As a person progresses through the stages of dementia, we know that the disease allows them to access long term memories more frequently than short term memories.
So how does this work when someone has learned English as their second language?
We often see that a person who is multi-lingual with dementia that is entering the middle stage will revert to their primary language or the language that they grew up with. Imagine having dementia and then experiencing everyone around you speaking a foreign language!
There are a few things that caregivers can do to deal with when this situation occurs:
- Surround the person who has dementia with all things (pictures, mementos, speech) that relate to their primary language.
- If family and friends can, ask them to communicate as much as possible in the preferred language of the person with dementia.
- Resist the urge to correct the person to speak "your language"--you need to enter their world, not fight it.

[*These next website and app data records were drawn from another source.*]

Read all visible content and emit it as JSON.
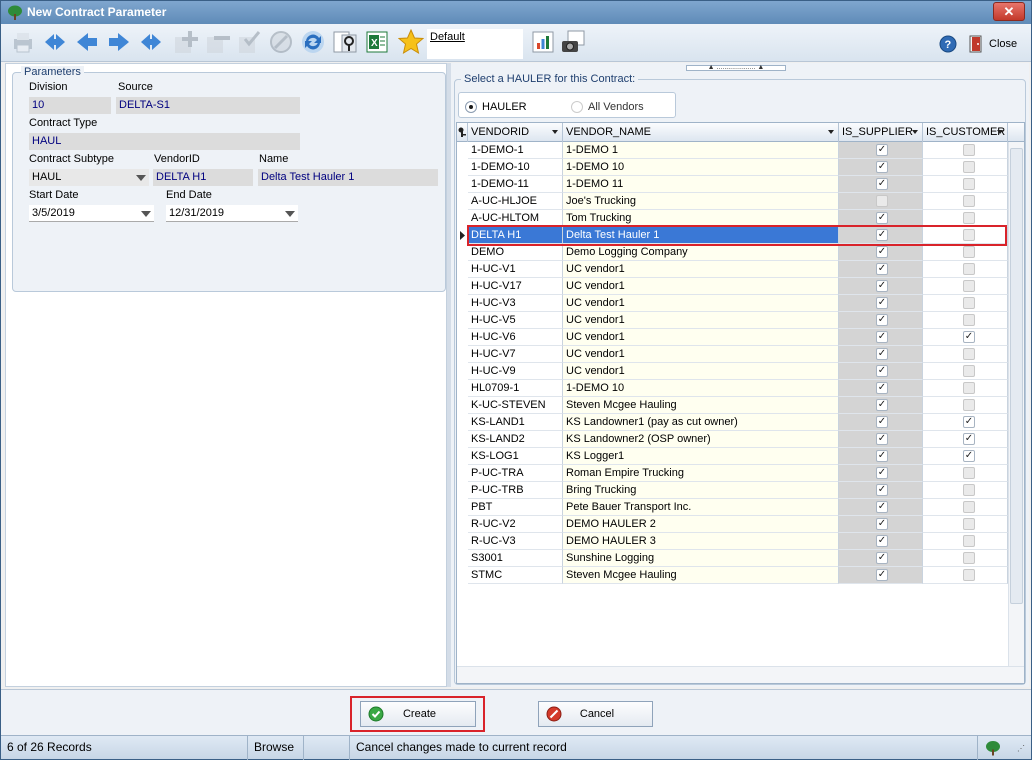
{
  "window": {
    "title": "New Contract Parameter",
    "close_glyph": "✕"
  },
  "toolbar": {
    "buttons": [
      {
        "name": "print-icon",
        "enabled": false
      },
      {
        "name": "first-record-icon",
        "enabled": true
      },
      {
        "name": "prior-record-icon",
        "enabled": true
      },
      {
        "name": "next-record-icon",
        "enabled": true
      },
      {
        "name": "last-record-icon",
        "enabled": true
      },
      {
        "name": "add-record-icon",
        "enabled": false
      },
      {
        "name": "delete-record-icon",
        "enabled": false
      },
      {
        "name": "post-edit-icon",
        "enabled": false
      },
      {
        "name": "cancel-edit-icon",
        "enabled": false
      },
      {
        "name": "refresh-icon",
        "enabled": true
      },
      {
        "name": "find-icon",
        "enabled": true
      },
      {
        "name": "excel-export-icon",
        "enabled": true
      },
      {
        "name": "favorite-star-icon",
        "enabled": true
      }
    ],
    "layout_link": "Default",
    "close_label": "Close"
  },
  "parameters": {
    "group_label": "Parameters",
    "division_label": "Division",
    "division_value": "10",
    "source_label": "Source",
    "source_value": "DELTA-S1",
    "contract_type_label": "Contract Type",
    "contract_type_value": "HAUL",
    "contract_subtype_label": "Contract Subtype",
    "contract_subtype_value": "HAUL",
    "vendor_id_label": "VendorID",
    "vendor_id_value": "DELTA H1",
    "name_label": "Name",
    "name_value": "Delta Test Hauler 1",
    "start_date_label": "Start Date",
    "start_date_value": "3/5/2019",
    "end_date_label": "End Date",
    "end_date_value": "12/31/2019"
  },
  "hauler": {
    "group_label": "Select a HAULER for this Contract:",
    "radio_hauler": "HAULER",
    "radio_all": "All Vendors",
    "selected_radio": "HAULER"
  },
  "grid": {
    "columns": [
      "VENDORID",
      "VENDOR_NAME",
      "IS_SUPPLIER",
      "IS_CUSTOMER"
    ],
    "current_row": 5,
    "rows": [
      {
        "id": "1-DEMO-1",
        "name": "1-DEMO 1",
        "supplier": true,
        "customer": false
      },
      {
        "id": "1-DEMO-10",
        "name": "1-DEMO 10",
        "supplier": true,
        "customer": false
      },
      {
        "id": "1-DEMO-11",
        "name": "1-DEMO 11",
        "supplier": true,
        "customer": false
      },
      {
        "id": "A-UC-HLJOE",
        "name": "Joe's Trucking",
        "supplier": false,
        "customer": false
      },
      {
        "id": "A-UC-HLTOM",
        "name": "Tom Trucking",
        "supplier": true,
        "customer": false
      },
      {
        "id": "DELTA H1",
        "name": "Delta Test Hauler 1",
        "supplier": true,
        "customer": false
      },
      {
        "id": "DEMO",
        "name": "Demo Logging Company",
        "supplier": true,
        "customer": false
      },
      {
        "id": "H-UC-V1",
        "name": "UC vendor1",
        "supplier": true,
        "customer": false
      },
      {
        "id": "H-UC-V17",
        "name": "UC vendor1",
        "supplier": true,
        "customer": false
      },
      {
        "id": "H-UC-V3",
        "name": "UC vendor1",
        "supplier": true,
        "customer": false
      },
      {
        "id": "H-UC-V5",
        "name": "UC vendor1",
        "supplier": true,
        "customer": false
      },
      {
        "id": "H-UC-V6",
        "name": "UC vendor1",
        "supplier": true,
        "customer": true
      },
      {
        "id": "H-UC-V7",
        "name": "UC vendor1",
        "supplier": true,
        "customer": false
      },
      {
        "id": "H-UC-V9",
        "name": "UC vendor1",
        "supplier": true,
        "customer": false
      },
      {
        "id": "HL0709-1",
        "name": "1-DEMO 10",
        "supplier": true,
        "customer": false
      },
      {
        "id": "K-UC-STEVEN",
        "name": "Steven Mcgee Hauling",
        "supplier": true,
        "customer": false
      },
      {
        "id": "KS-LAND1",
        "name": "KS Landowner1 (pay as cut owner)",
        "supplier": true,
        "customer": true
      },
      {
        "id": "KS-LAND2",
        "name": "KS Landowner2 (OSP owner)",
        "supplier": true,
        "customer": true
      },
      {
        "id": "KS-LOG1",
        "name": "KS Logger1",
        "supplier": true,
        "customer": true
      },
      {
        "id": "P-UC-TRA",
        "name": "Roman Empire Trucking",
        "supplier": true,
        "customer": false
      },
      {
        "id": "P-UC-TRB",
        "name": "Bring Trucking",
        "supplier": true,
        "customer": false
      },
      {
        "id": "PBT",
        "name": "Pete Bauer Transport Inc.",
        "supplier": true,
        "customer": false
      },
      {
        "id": "R-UC-V2",
        "name": "DEMO HAULER 2",
        "supplier": true,
        "customer": false
      },
      {
        "id": "R-UC-V3",
        "name": "DEMO HAULER 3",
        "supplier": true,
        "customer": false
      },
      {
        "id": "S3001",
        "name": "Sunshine Logging",
        "supplier": true,
        "customer": false
      },
      {
        "id": "STMC",
        "name": "Steven Mcgee Hauling",
        "supplier": true,
        "customer": false
      }
    ]
  },
  "buttons": {
    "create_label": "Create",
    "cancel_label": "Cancel"
  },
  "status": {
    "records": "6 of 26 Records",
    "mode": "Browse",
    "hint": "Cancel changes made to current record"
  },
  "colors": {
    "accent": "#3a78d6",
    "highlight_red": "#d9232a",
    "alt_row": "#fffff0"
  }
}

- If your person is in a health care facility. work with the staff to create a communication board that contains pictures of common tasks along with the word(s) for it in the other language. Sometimes pronunciations are also included on the board to make it easier for staff. Be sure to use the slang or familiar word that your family member used. If they never referred to a bathroom as a "toilet", why would you do that now?
- Don't panic at this sudden behavioral change. Like all things with dementia, acceptance is key.
I witnessed a great language "awakening" yesterday as a new resident on our dementia unit (originally from Scotland) crossed paths with one of our staff members, who by coincidence, also grew up in Scotland. Our staff member heard the accent of the resident and immediately began helping her with reassuring communication about foods from her country and other slang references. The reaction from the resident was so positively strong, just by connecting in her language of origin.
Has anyone experienced this with their loved one or as a caregiver in a facility? Would love to hear from you.